all over it."
— Tom Posey, Civilian Military Assistance
April 19, 1995 was, like November 22, 1963, a day that devastated
America. Stunned citizens everywhere watched anxiously as another painful drama
unfolded before them.
Within minutes of the brutal attack on Oklahoma City, an army of
agencies leapt into action. In the White House Situation Room the atmosphere
was tense as officials from the National Security Council, the Secret Service,
the FBI, ATF, NSA, and CIA all assembled to brief the President.
This crisis team, led by the Justice Department, linked up to command
centers around the globe, monitored by a plethora of intelligence agencies on
extra-high alert. The FBI, the CIA's Directorate of Operations and their
domestic arm, the National Resources Division, sent agents hither and yonder in
a frantic and desperate search for information concerning the catastrophic
In a quite Maryland suburb, one former CIA official sat back and calmly
monitored the ensuing chaos. He picked up his pipe, casually adjusted the
volume on his television, and leaned back in his comfortable leather chair.
Two thousand miles away in Albuquerque, D'Ferdinand Carone, the daughter
of former police detective, CIA operative, and Mafia bag-man, "Big Al" Carone,
picked up the telephone and dialed a very private number.
A half a continent away, the former CIA Deputy Director of Covert
Operations tapped the contents of his pipe into an ashtray, hit the mute button
on his remote control, and answered the phone.
Carone had been trying to reach Theodore Shackley for over two weeks. As
they talked, her attention was suddenly diverted by a horrible scene. What
appeared to be an office building lay smoldering in ruins. People and sirens
were screaming in the background as bodies were carted away by ambulance.
"I said, 'oh my God, they bombed Oklahoma!'
"This was about the time they were talking about the plane they stopped
in Heathrow [with Abraham Ahmed], and I said, 'here we go again.'
Carone was referring of course to the World Trade Center bombing by a
group of Mid-East terrorists. She assumed that this was more of the same.
"And Ted said, 'Now wouldn't you find it interesting if you found out it
was terrorists from here?'
"I said, 'excuse me?'
"And he said, 'just what I said.'
"Then it hit me like a ton of bricks. I got the distinct feeling that he
knew who it was, and that it actually had something to do with the
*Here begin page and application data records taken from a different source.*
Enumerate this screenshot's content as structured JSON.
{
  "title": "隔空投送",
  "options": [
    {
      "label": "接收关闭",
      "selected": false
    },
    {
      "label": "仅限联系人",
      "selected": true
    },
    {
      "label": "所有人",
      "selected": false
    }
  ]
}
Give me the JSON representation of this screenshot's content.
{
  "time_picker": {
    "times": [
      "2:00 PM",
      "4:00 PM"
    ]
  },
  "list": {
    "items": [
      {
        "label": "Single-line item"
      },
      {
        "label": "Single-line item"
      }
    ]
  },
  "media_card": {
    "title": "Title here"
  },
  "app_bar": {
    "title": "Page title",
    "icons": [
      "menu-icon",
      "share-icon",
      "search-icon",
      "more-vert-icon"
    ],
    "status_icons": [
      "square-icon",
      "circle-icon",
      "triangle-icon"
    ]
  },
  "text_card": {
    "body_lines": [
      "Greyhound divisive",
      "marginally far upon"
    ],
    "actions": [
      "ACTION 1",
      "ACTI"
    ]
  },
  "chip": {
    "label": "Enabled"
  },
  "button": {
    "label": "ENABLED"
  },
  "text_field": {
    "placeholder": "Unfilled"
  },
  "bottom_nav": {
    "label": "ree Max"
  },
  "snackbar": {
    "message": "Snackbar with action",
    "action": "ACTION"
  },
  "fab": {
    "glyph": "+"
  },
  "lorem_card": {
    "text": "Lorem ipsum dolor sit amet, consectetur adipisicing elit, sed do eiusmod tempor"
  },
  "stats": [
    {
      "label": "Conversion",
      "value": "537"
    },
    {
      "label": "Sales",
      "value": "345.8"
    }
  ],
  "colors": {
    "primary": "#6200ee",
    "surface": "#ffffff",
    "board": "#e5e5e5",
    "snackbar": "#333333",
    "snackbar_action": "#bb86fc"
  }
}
While scores of intelligence and law-enforcement agencies scoured the
globe for clues as to who had bombed the Alfred P. Murrah Building, one man in
a small office in Maryland seemed to have the answer.
How did he know?